Extracted records:
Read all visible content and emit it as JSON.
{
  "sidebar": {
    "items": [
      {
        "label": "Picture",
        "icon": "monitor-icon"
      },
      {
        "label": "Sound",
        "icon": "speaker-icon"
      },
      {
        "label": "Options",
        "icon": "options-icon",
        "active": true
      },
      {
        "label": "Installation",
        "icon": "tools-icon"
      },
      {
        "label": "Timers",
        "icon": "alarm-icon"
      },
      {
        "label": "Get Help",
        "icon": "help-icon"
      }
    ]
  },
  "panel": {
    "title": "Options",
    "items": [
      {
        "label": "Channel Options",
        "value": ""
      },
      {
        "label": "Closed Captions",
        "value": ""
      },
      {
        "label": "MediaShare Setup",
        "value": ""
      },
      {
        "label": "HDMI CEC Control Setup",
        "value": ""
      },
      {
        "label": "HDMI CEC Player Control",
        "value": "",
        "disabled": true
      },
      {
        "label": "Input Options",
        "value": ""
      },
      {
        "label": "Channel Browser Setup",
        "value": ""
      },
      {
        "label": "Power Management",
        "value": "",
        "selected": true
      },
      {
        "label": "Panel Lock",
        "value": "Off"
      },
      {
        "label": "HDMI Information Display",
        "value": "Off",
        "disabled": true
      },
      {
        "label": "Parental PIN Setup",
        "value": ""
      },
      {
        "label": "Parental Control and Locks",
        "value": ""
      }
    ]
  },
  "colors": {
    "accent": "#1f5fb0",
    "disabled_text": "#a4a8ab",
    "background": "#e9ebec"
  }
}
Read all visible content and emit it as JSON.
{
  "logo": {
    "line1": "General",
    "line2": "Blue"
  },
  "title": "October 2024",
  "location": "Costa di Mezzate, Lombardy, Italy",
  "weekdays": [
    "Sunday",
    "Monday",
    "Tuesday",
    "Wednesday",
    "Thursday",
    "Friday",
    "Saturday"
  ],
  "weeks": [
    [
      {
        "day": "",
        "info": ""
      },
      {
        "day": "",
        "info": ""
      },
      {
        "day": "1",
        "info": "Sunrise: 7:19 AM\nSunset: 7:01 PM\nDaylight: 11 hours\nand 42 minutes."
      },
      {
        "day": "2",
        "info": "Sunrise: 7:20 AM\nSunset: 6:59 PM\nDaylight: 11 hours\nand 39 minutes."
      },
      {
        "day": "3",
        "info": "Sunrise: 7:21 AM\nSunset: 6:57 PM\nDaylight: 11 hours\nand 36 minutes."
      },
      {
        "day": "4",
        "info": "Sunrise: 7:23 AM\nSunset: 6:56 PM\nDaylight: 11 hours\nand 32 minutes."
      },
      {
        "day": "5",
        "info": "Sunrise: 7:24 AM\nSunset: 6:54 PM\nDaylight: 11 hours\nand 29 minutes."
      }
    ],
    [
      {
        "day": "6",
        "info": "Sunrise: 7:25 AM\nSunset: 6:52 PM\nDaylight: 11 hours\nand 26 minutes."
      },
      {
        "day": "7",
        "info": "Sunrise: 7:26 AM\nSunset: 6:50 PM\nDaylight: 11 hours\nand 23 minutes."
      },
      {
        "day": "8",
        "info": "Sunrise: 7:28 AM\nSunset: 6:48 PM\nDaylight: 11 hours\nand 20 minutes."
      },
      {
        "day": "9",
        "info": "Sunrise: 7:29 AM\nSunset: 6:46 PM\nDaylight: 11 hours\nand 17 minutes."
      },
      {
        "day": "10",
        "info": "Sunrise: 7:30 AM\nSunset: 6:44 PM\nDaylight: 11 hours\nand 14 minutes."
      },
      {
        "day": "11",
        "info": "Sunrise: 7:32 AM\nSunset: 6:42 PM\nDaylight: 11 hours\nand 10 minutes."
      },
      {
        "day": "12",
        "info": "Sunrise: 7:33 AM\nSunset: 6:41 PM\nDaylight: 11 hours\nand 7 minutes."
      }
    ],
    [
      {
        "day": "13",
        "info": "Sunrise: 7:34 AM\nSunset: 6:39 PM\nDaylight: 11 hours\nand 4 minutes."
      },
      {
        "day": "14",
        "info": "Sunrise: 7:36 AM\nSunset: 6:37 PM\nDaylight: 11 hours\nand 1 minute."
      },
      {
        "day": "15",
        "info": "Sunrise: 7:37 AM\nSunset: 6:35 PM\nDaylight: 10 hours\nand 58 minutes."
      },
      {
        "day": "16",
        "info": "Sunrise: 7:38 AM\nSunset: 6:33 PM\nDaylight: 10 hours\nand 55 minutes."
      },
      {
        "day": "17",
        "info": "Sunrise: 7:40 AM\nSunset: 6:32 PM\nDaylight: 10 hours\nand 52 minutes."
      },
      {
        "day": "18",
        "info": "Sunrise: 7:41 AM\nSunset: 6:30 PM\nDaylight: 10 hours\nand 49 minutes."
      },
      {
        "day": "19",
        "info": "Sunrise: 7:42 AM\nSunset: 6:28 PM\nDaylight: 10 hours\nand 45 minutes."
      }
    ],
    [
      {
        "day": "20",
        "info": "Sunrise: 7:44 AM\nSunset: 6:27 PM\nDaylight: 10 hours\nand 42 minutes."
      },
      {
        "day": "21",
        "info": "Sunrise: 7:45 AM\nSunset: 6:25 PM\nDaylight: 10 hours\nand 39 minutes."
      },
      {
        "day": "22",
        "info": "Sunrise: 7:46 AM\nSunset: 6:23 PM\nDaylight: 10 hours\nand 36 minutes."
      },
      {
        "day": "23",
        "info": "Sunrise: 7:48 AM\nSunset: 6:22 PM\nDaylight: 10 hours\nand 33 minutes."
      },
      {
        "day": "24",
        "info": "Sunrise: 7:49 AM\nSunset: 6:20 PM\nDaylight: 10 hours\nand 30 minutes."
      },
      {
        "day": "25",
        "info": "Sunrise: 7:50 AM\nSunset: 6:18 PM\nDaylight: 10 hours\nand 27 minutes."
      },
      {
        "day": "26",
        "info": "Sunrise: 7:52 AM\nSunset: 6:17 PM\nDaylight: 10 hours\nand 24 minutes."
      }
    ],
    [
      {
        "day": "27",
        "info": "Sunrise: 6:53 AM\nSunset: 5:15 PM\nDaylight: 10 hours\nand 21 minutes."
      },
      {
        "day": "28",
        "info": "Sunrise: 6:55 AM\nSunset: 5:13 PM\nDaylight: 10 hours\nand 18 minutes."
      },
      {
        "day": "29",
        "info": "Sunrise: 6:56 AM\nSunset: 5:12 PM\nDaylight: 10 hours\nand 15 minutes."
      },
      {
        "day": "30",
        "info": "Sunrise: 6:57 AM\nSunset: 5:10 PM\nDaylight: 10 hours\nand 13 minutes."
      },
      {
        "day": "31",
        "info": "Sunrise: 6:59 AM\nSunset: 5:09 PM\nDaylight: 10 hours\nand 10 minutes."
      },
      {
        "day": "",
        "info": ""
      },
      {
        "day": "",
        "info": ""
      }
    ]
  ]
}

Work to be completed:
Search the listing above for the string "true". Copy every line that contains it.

Exercise result:
        "active": true
        "disabled": true
        "selected": true
        "disabled": true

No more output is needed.